Artificial counters are an increasingly common phenomenon in football and Emery can claim to be one of the godfathers of the tactic. Villa will, like all Emery teams, look to pass the ball around in dangerous areas deep in their own half in order to draw the opposition press, at which point they will look to evade this wave to reveal huge counter-attacking-like spaces behind.

Behind the midfield line, that is, because what separates Emery from other counter-attacking managers is that he has little desire to play direct football over the top of a defence. Instead, the pre-set rhythms of passing once possession is won are aimed at drawing the opponent to press in the wide areas, revealing big gaps in central midfield. This is where his more creative players will pop up – ready to surge forward in the dribble.

This is a highly sophisticated – and risky – approach that takes a lot of work in training. It tends to work better at clubs like Sevilla or Villarreal, where fans don’t mind having less possession or seeing the odd mistake, whereas at Arsenal supporters were let frustrated by the high number of misplaced passes in their own third. But Emery will not compromise; it won’t be long before we see Villa finding novel ways to break at pace into the final third.

Aston Villa’s squad suitability

Anyone who watched Villarreal in the Champions League last season will have noticed the fruits of these tactical ideas. Bayern Munich, Juventus, Man Utd, and Liverpool were all stunned to find themselves suddenly exposed – as if by magic – as four or five yellow shirts sprinted into wide open spaces from what appeared to be safe positions. United might even have felt a little déjà vu watching this happen at Villa Park on Sunday.

Jacob Ramsey is very well suited to Emery because of his unusually daring ability to dribble through the heart of midfield and pop up in Lampard-esque fashion to score from the edge of the box. Emiliano Buendia, a hard-working playmaker willing to listen to strict pressing instructions and capable of subtle passes through an onrushing wave of pressure, is also tailor-made for Emery’s tactics, while Danny Ings, Ollie Watkins, and Leon Bailey are the direct runners the new manager needs.

Things are good at the top end of the pitch, then, although there isn’t much strength in depth considering Philippe Coutinho is likely to be the first casualty of the new era. Villarreal’s 20-year-old winger Yeremi Pino, wanted by top clubs around Europe, has inevitably been linked with Villa.

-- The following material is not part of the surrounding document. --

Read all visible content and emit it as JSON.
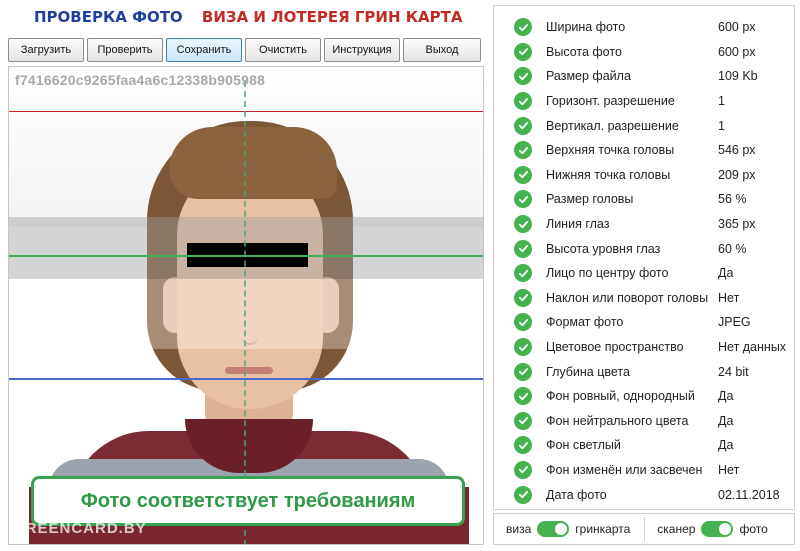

In midfield, Douglas Luiz and John McGinn should be capable of adapting while Leandro Dendoncker looks to be an early favourite, and with Boubacar Kamara to come back from injury this is the area of least concern. The same cannot be said for the defence.

Emery’s risk-taking in possession demands a much better ball player than Tyrone Mings, who is prone to defensive errors much in the way Shkodran Mustafi used to undermine the system when Emery was at Arsenal. Pau Torres, again a star for Emery at Villarreal, was linked with Villa throughout the summer and a deal should be easier now.

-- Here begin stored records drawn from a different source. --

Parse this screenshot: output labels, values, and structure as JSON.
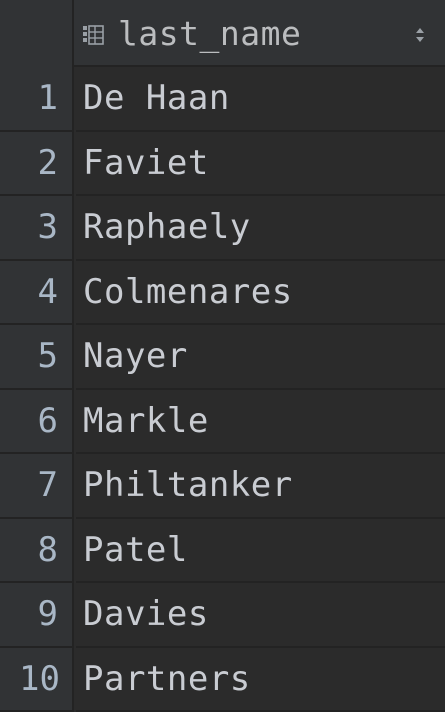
{
  "column": {
    "title": "last_name",
    "icon": "column-table-icon",
    "sort_icon": "sort-updown-icon"
  },
  "rows": [
    {
      "num": "1",
      "value": "De Haan"
    },
    {
      "num": "2",
      "value": "Faviet"
    },
    {
      "num": "3",
      "value": "Raphaely"
    },
    {
      "num": "4",
      "value": "Colmenares"
    },
    {
      "num": "5",
      "value": "Nayer"
    },
    {
      "num": "6",
      "value": "Markle"
    },
    {
      "num": "7",
      "value": "Philtanker"
    },
    {
      "num": "8",
      "value": "Patel"
    },
    {
      "num": "9",
      "value": "Davies"
    },
    {
      "num": "10",
      "value": "Partners"
    }
  ],
  "colors": {
    "background": "#2b2b2b",
    "gutter": "#313335",
    "text": "#c9ccd2",
    "grid_line": "#232323"
  }
}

Torres and Pino would be excellent January additions – and quite possibly the one two Villa would need. Emery has inherited a squad capable of absorbing his tactical instructions, and has landed at a club of exactly the right size – and growth potential – to match his achievements at Villarreal, Sevilla, and Valencia.